*Instructions for the task:* Among the entries below, how many lines contain "label"? Answer with the number only.

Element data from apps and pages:

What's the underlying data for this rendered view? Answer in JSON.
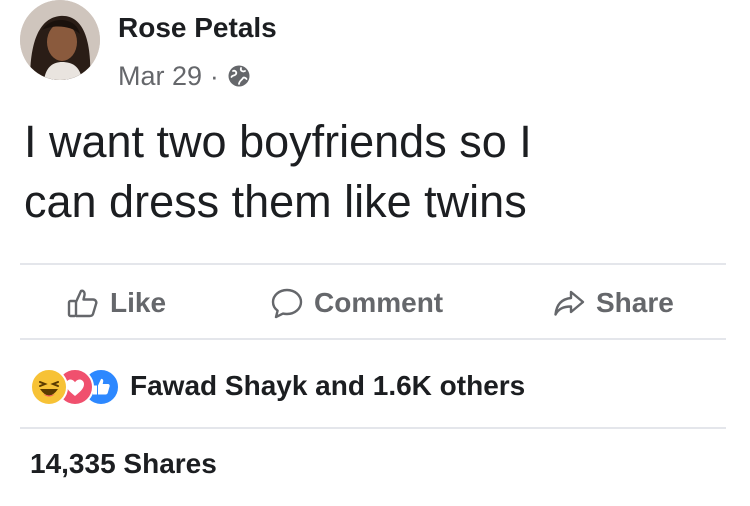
{
  "post": {
    "author": "Rose Petals",
    "date": "Mar 29",
    "separator": "·",
    "privacy_icon": "globe-icon",
    "text_lines": [
      "I want two boyfriends so I",
      "can dress them like twins"
    ]
  },
  "actions": {
    "like": {
      "label": "Like",
      "icon": "thumbs-up-icon"
    },
    "comment": {
      "label": "Comment",
      "icon": "comment-bubble-icon"
    },
    "share": {
      "label": "Share",
      "icon": "share-arrow-icon"
    }
  },
  "reactions": {
    "icons": [
      "haha-reaction-icon",
      "love-reaction-icon",
      "like-reaction-icon"
    ],
    "summary": "Fawad Shayk and 1.6K others"
  },
  "shares": {
    "label": "14,335 Shares"
  },
  "colors": {
    "text": "#1c1e21",
    "secondary_text": "#65676b",
    "divider": "#e4e6eb",
    "haha": "#f7c236",
    "love": "#f0506e",
    "like": "#2d88ff"
  }
}
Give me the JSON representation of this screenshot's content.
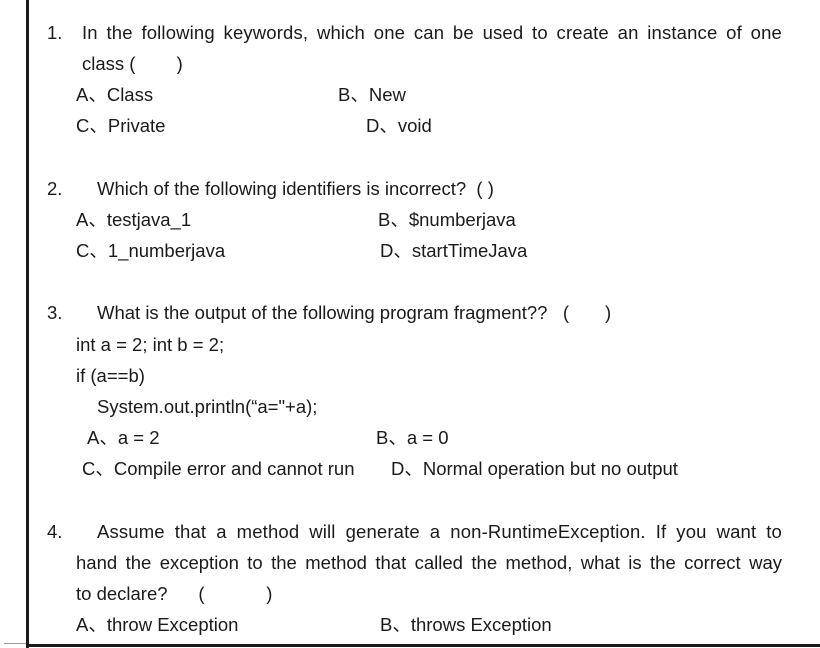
{
  "questions": [
    {
      "number": "1.",
      "text_line1": "In the following keywords, which one can be used to create an instance of one",
      "text_line2": "class (        )",
      "options": {
        "A": "A、Class",
        "B": "B、New",
        "C": "C、Private",
        "D": "D、void"
      }
    },
    {
      "number": "2.",
      "text": "Which of the following identifiers is incorrect?  ( )",
      "options": {
        "A": "A、testjava_1",
        "B": "B、$numberjava",
        "C": "C、1_numberjava",
        "D": "D、startTimeJava"
      }
    },
    {
      "number": "3.",
      "text": "What is the output of the following program fragment??   (       )",
      "code": [
        "int a = 2; int b = 2;",
        "if (a==b)",
        "System.out.println(“a=\"+a);"
      ],
      "options": {
        "A": "A、a = 2",
        "B": "B、a = 0",
        "C": "C、Compile error and cannot run",
        "D": "D、Normal operation but no output"
      }
    },
    {
      "number": "4.",
      "text_line1": "Assume that a method will generate a non-RuntimeException. If you want to",
      "text_line2": "hand the exception to the method that called the method, what is the correct way",
      "text_line3": "to declare?      (            )",
      "options": {
        "A": "A、throw Exception",
        "B": "B、throws Exception"
      }
    }
  ]
}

*Expected output:* 4